» **About this exercise**
The records that appear below are to be restated word for word.

» **Dataset excerpts**

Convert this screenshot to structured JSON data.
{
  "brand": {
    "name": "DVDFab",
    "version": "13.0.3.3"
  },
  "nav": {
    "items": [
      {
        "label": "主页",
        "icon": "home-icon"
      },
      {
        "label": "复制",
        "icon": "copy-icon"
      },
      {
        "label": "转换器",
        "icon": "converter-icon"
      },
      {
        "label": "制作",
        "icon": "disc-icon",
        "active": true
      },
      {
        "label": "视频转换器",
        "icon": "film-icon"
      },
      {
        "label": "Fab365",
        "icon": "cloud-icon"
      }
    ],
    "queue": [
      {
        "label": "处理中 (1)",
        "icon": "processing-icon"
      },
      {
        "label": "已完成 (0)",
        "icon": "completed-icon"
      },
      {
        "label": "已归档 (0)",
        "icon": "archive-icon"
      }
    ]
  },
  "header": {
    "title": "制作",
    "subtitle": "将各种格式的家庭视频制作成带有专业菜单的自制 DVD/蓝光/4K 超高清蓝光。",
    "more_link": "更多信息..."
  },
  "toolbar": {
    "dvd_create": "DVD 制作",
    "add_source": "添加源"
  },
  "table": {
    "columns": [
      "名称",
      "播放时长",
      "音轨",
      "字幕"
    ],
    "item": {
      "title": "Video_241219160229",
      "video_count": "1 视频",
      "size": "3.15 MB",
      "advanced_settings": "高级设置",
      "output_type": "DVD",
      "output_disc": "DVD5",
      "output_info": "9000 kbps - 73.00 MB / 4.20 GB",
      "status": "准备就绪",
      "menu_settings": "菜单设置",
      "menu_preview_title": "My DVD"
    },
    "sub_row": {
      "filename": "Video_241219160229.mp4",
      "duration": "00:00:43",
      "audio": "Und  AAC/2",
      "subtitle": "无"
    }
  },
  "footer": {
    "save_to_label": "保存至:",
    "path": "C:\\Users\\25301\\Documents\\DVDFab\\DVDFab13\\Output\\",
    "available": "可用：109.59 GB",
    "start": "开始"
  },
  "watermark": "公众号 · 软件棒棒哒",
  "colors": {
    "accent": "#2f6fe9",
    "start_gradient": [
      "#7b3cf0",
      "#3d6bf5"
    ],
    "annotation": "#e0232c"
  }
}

» **Solution below**
Convert this screenshot to structured JSON data.
{
  "brand": {
    "name": "DVDFab",
    "version": "13.0.3.3"
  },
  "nav": {
    "items": [
      {
        "label": "主页",
        "icon": "home-icon"
      },
      {
        "label": "复制",
        "icon": "copy-icon"
      },
      {
        "label": "转换器",
        "icon": "converter-icon"
      },
      {
        "label": "制作",
        "icon": "disc-icon",
        "active": true
      },
      {
        "label": "视频转换器",
        "icon": "film-icon"
      },
      {
        "label": "Fab365",
        "icon": "cloud-icon"
      }
    ],
    "queue": [
      {
        "label": "处理中 (1)",
        "icon": "processing-icon"
      },
      {
        "label": "已完成 (0)",
        "icon": "completed-icon"
      },
      {
        "label": "已归档 (0)",
        "icon": "archive-icon"
      }
    ]
  },
  "header": {
    "title": "制作",
    "subtitle": "将各种格式的家庭视频制作成带有专业菜单的自制 DVD/蓝光/4K 超高清蓝光。",
    "more_link": "更多信息..."
  },
  "toolbar": {
    "dvd_create": "DVD 制作",
    "add_source": "添加源"
  },
  "table": {
    "columns": [
      "名称",
      "播放时长",
      "音轨",
      "字幕"
    ],
    "item": {
      "title": "Video_241219160229",
      "video_count": "1 视频",
      "size": "3.15 MB",
      "advanced_settings": "高级设置",
      "output_type": "DVD",
      "output_disc": "DVD5",
      "output_info": "9000 kbps - 73.00 MB / 4.20 GB",
      "status": "准备就绪",
      "menu_settings": "菜单设置",
      "menu_preview_title": "My DVD"
    },
    "sub_row": {
      "filename": "Video_241219160229.mp4",
      "duration": "00:00:43",
      "audio": "Und  AAC/2",
      "subtitle": "无"
    }
  },
  "footer": {
    "save_to_label": "保存至:",
    "path": "C:\\Users\\25301\\Documents\\DVDFab\\DVDFab13\\Output\\",
    "available": "可用：109.59 GB",
    "start": "开始"
  },
  "watermark": "公众号 · 软件棒棒哒",
  "colors": {
    "accent": "#2f6fe9",
    "start_gradient": [
      "#7b3cf0",
      "#3d6bf5"
    ],
    "annotation": "#e0232c"
  }
}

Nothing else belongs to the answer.